Experimental and Numerical Studies on Particulate Matter Formed in Fuel Rich Mixture

Experimental and numerical studies on PAHs (Polycyclic Aromatic Hydrocarbons) and PM (Particulate Matters) formed in the fuel rich mixture have been conducted. In the experiment, neat n-heptane and n-heptane with benzene 25 % by weight were chosen as test fuels. In-cylinder gases produced by the fuel-rich HCCI (Homogeneous Charge Compression Ignition) combustion were directly sampled and analyzed by the use of GC/MS (Gas Chromatograph/Mass Spectro- metry), and PM emission was also measured by PM sampling system to reveal characteristics of PM formation. Numerical study has been also carried out using a zero dimensional combustion model combined with detailed chemistry. Furthermore, simple surface growth of soot particles was integrated into a detailed chemical kinetic model, and validated with the experimental data.
Technical Paper

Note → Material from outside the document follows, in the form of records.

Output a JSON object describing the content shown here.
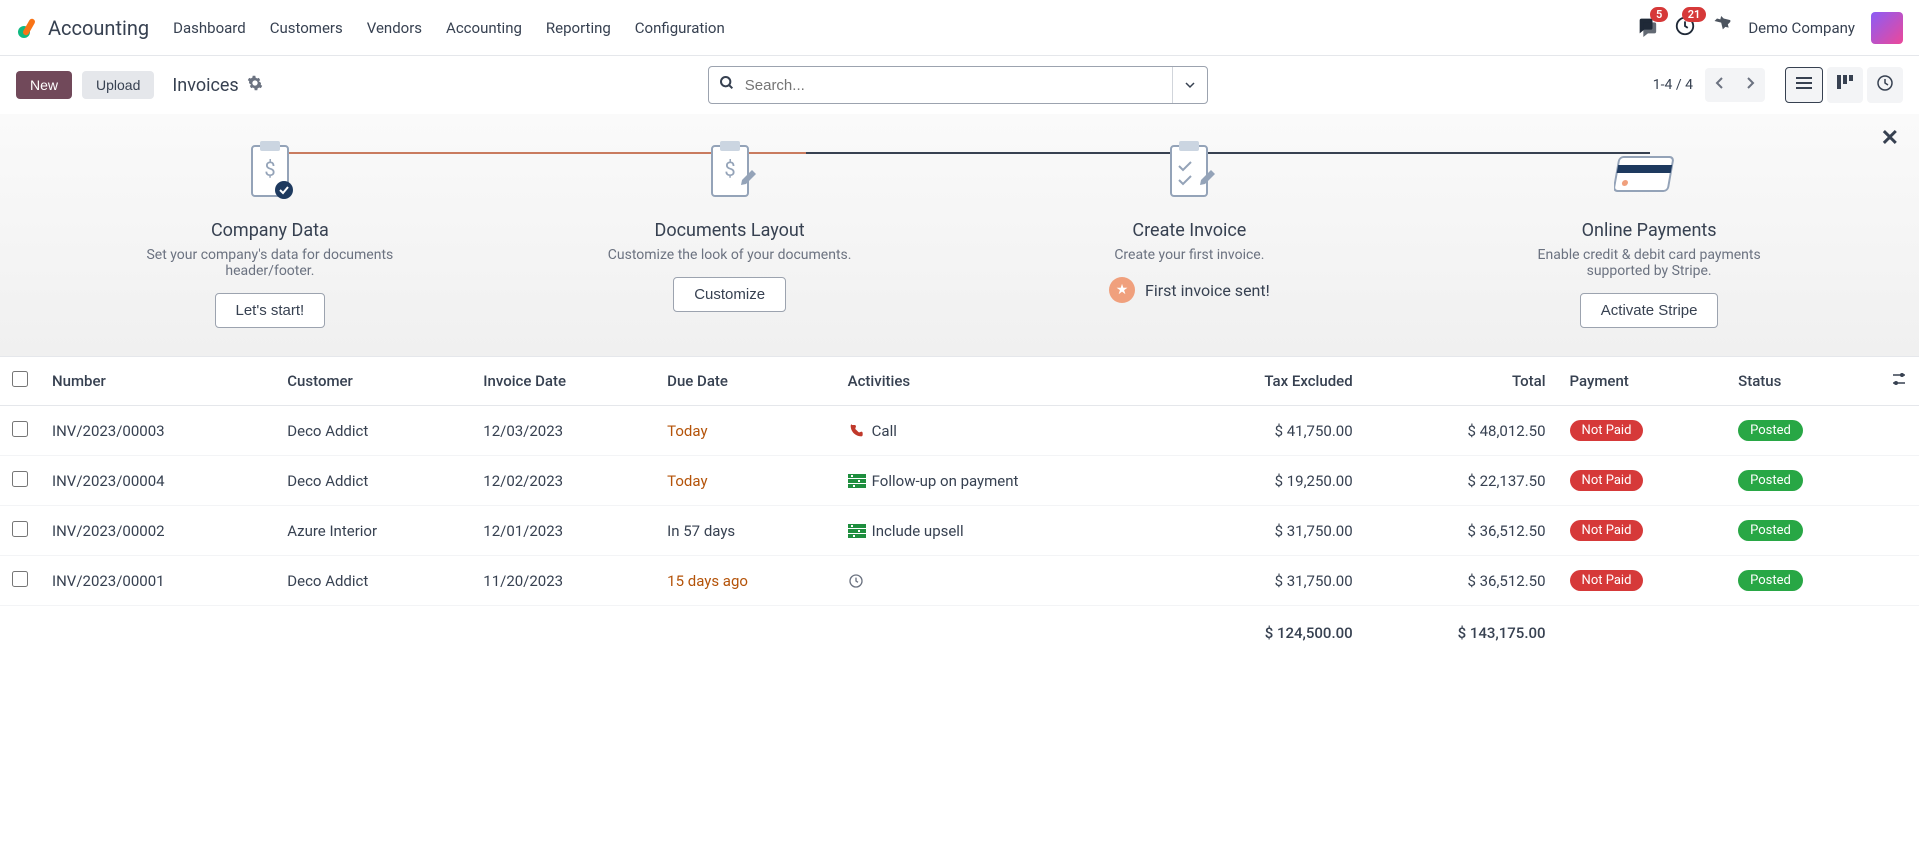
{
  "app": {
    "name": "Accounting"
  },
  "nav": {
    "items": [
      "Dashboard",
      "Customers",
      "Vendors",
      "Accounting",
      "Reporting",
      "Configuration"
    ],
    "messages_badge": "5",
    "activities_badge": "21",
    "company": "Demo Company"
  },
  "toolbar": {
    "new_label": "New",
    "upload_label": "Upload",
    "breadcrumb": "Invoices",
    "search_placeholder": "Search...",
    "pager": "1-4 / 4"
  },
  "onboarding": {
    "steps": [
      {
        "title": "Company Data",
        "desc": "Set your company's data for documents header/footer.",
        "action": "Let's start!"
      },
      {
        "title": "Documents Layout",
        "desc": "Customize the look of your documents.",
        "action": "Customize"
      },
      {
        "title": "Create Invoice",
        "desc": "Create your first invoice.",
        "done_text": "First invoice sent!"
      },
      {
        "title": "Online Payments",
        "desc": "Enable credit & debit card payments supported by Stripe.",
        "action": "Activate Stripe"
      }
    ]
  },
  "table": {
    "headers": {
      "number": "Number",
      "customer": "Customer",
      "invoice_date": "Invoice Date",
      "due_date": "Due Date",
      "activities": "Activities",
      "tax_excluded": "Tax Excluded",
      "total": "Total",
      "payment": "Payment",
      "status": "Status"
    },
    "rows": [
      {
        "number": "INV/2023/00003",
        "customer": "Deco Addict",
        "invoice_date": "12/03/2023",
        "due_date": "Today",
        "due_overdue": true,
        "activity_icon": "phone",
        "activity": "Call",
        "tax_excluded": "$ 41,750.00",
        "total": "$ 48,012.50",
        "payment": "Not Paid",
        "status": "Posted"
      },
      {
        "number": "INV/2023/00004",
        "customer": "Deco Addict",
        "invoice_date": "12/02/2023",
        "due_date": "Today",
        "due_overdue": true,
        "activity_icon": "doc",
        "activity": "Follow-up on payment",
        "tax_excluded": "$ 19,250.00",
        "total": "$ 22,137.50",
        "payment": "Not Paid",
        "status": "Posted"
      },
      {
        "number": "INV/2023/00002",
        "customer": "Azure Interior",
        "invoice_date": "12/01/2023",
        "due_date": "In 57 days",
        "due_overdue": false,
        "activity_icon": "doc",
        "activity": "Include upsell",
        "tax_excluded": "$ 31,750.00",
        "total": "$ 36,512.50",
        "payment": "Not Paid",
        "status": "Posted"
      },
      {
        "number": "INV/2023/00001",
        "customer": "Deco Addict",
        "invoice_date": "11/20/2023",
        "due_date": "15 days ago",
        "due_overdue": true,
        "activity_icon": "clock",
        "activity": "",
        "tax_excluded": "$ 31,750.00",
        "total": "$ 36,512.50",
        "payment": "Not Paid",
        "status": "Posted"
      }
    ],
    "totals": {
      "tax_excluded": "$ 124,500.00",
      "total": "$ 143,175.00"
    }
  }
}
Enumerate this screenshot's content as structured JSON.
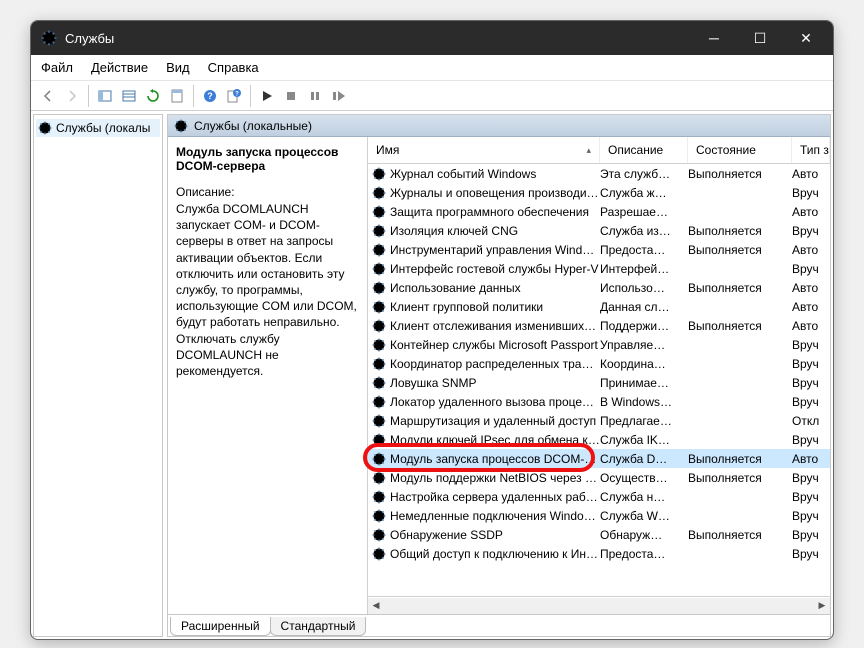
{
  "title": "Службы",
  "menus": {
    "file": "Файл",
    "action": "Действие",
    "view": "Вид",
    "help": "Справка"
  },
  "tree": {
    "root": "Службы (локалы",
    "root_full": "Службы (локальные)"
  },
  "right_header": "Службы (локальные)",
  "info": {
    "title": "Модуль запуска процессов DCOM-сервера",
    "desc_label": "Описание:",
    "desc": "Служба DCOMLAUNCH запускает COM- и DCOM-серверы в ответ на запросы активации объектов. Если отключить или остановить эту службу, то программы, использующие COM или DCOM, будут работать неправильно. Отключать службу DCOMLAUNCH не рекомендуется."
  },
  "columns": {
    "name": "Имя",
    "desc": "Описание",
    "state": "Состояние",
    "type": "Тип з"
  },
  "tabs": {
    "extended": "Расширенный",
    "standard": "Стандартный"
  },
  "services": [
    {
      "name": "Журнал событий Windows",
      "desc": "Эта служб…",
      "state": "Выполняется",
      "type": "Авто"
    },
    {
      "name": "Журналы и оповещения производите…",
      "desc": "Служба ж…",
      "state": "",
      "type": "Вруч"
    },
    {
      "name": "Защита программного обеспечения",
      "desc": "Разрешае…",
      "state": "",
      "type": "Авто"
    },
    {
      "name": "Изоляция ключей CNG",
      "desc": "Служба из…",
      "state": "Выполняется",
      "type": "Вруч"
    },
    {
      "name": "Инструментарий управления Windows",
      "desc": "Предоста…",
      "state": "Выполняется",
      "type": "Авто"
    },
    {
      "name": "Интерфейс гостевой службы Hyper-V",
      "desc": "Интерфей…",
      "state": "",
      "type": "Вруч"
    },
    {
      "name": "Использование данных",
      "desc": "Использо…",
      "state": "Выполняется",
      "type": "Авто"
    },
    {
      "name": "Клиент групповой политики",
      "desc": "Данная сл…",
      "state": "",
      "type": "Авто"
    },
    {
      "name": "Клиент отслеживания изменившихся …",
      "desc": "Поддержи…",
      "state": "Выполняется",
      "type": "Авто"
    },
    {
      "name": "Контейнер службы Microsoft Passport",
      "desc": "Управляе…",
      "state": "",
      "type": "Вруч"
    },
    {
      "name": "Координатор распределенных транза…",
      "desc": "Координа…",
      "state": "",
      "type": "Вруч"
    },
    {
      "name": "Ловушка SNMP",
      "desc": "Принимае…",
      "state": "",
      "type": "Вруч"
    },
    {
      "name": "Локатор удаленного вызова процеду…",
      "desc": "В Windows…",
      "state": "",
      "type": "Вруч"
    },
    {
      "name": "Маршрутизация и удаленный доступ",
      "desc": "Предлагае…",
      "state": "",
      "type": "Откл"
    },
    {
      "name": "Модули ключей IPsec для обмена кл…",
      "desc": "Служба IK…",
      "state": "",
      "type": "Вруч"
    },
    {
      "name": "Модуль запуска процессов DCOM-се…",
      "desc": "Служба D…",
      "state": "Выполняется",
      "type": "Авто",
      "highlighted": true
    },
    {
      "name": "Модуль поддержки NetBIOS через TC…",
      "desc": "Осуществ…",
      "state": "Выполняется",
      "type": "Вруч"
    },
    {
      "name": "Настройка сервера удаленных рабоч…",
      "desc": "Служба н…",
      "state": "",
      "type": "Вруч"
    },
    {
      "name": "Немедленные подключения Windows…",
      "desc": "Служба W…",
      "state": "",
      "type": "Вруч"
    },
    {
      "name": "Обнаружение SSDP",
      "desc": "Обнаруж…",
      "state": "Выполняется",
      "type": "Вруч"
    },
    {
      "name": "Общий доступ к подключению к Инт…",
      "desc": "Предоста…",
      "state": "",
      "type": "Вруч"
    }
  ]
}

A Study on the Improvement of NOx Reduction Efficiency for a Urea SCR System

Urea SCR (Selective Catalytic Reduction) exhaust after-treatment systems are one of the most promising measures to reduce NOx emissions from diesel engines. Both Cu-zeolite (Cu-SCR) and Fe-zeolite (Fe-SCR) urea SCR systems have been studied extensively but not many detailed studies have been conducted on the combination of both systems. Thus, we carried out studies on such Combined-SCR systems and their capability to reduce NOx under various engine operating conditions. We also conducted transient engine tests using different catalyst systems to compare their performance. The results show that combined-SCR systems can reduce NOx more effectively than Fe-SCR or Cu-SCR alone. The best NOx reduction performance was achieved at a Cu ratio of 0.667 (i.e. Fe: Cu =1: 2). Combined-SCR thus apparently benefits from the characteristics of both Cu-SCR and Fe-SCR, allowing it to reduce NOx over a wide range of operating conditions.
Technical Paper

A Quasi Two Dimensional Model of Transport Phenomena in Diesel Particulate Filters - The Effects of Particle and Wall Pore Diameter on the Pressure Drop -

Experimental and numerical studies were conducted on diesel particulate filters (DPFs) under different soot loading conditions and DPF configurations. Pressure drops across DPFs with various mean pore diameters loaded with soots having different mean particle diameters were measured by introducing exhaust gases from a 2.2 liter inline four-cylinder, TCI diesel engine designed for use in passenger cars. A mechanistic hypothesis was then proposed to explain the observed trends, accounting for the effects of the soot loading regime in the wall and the soot cake layer on the pressure drop. This hypothesis was used to guide the development and validation of a numerical model for predicting the pressure drop in the DPF. The relationship between the permeability and the porosity of the wall and soot cake layer was modeled under various soot loading conditions.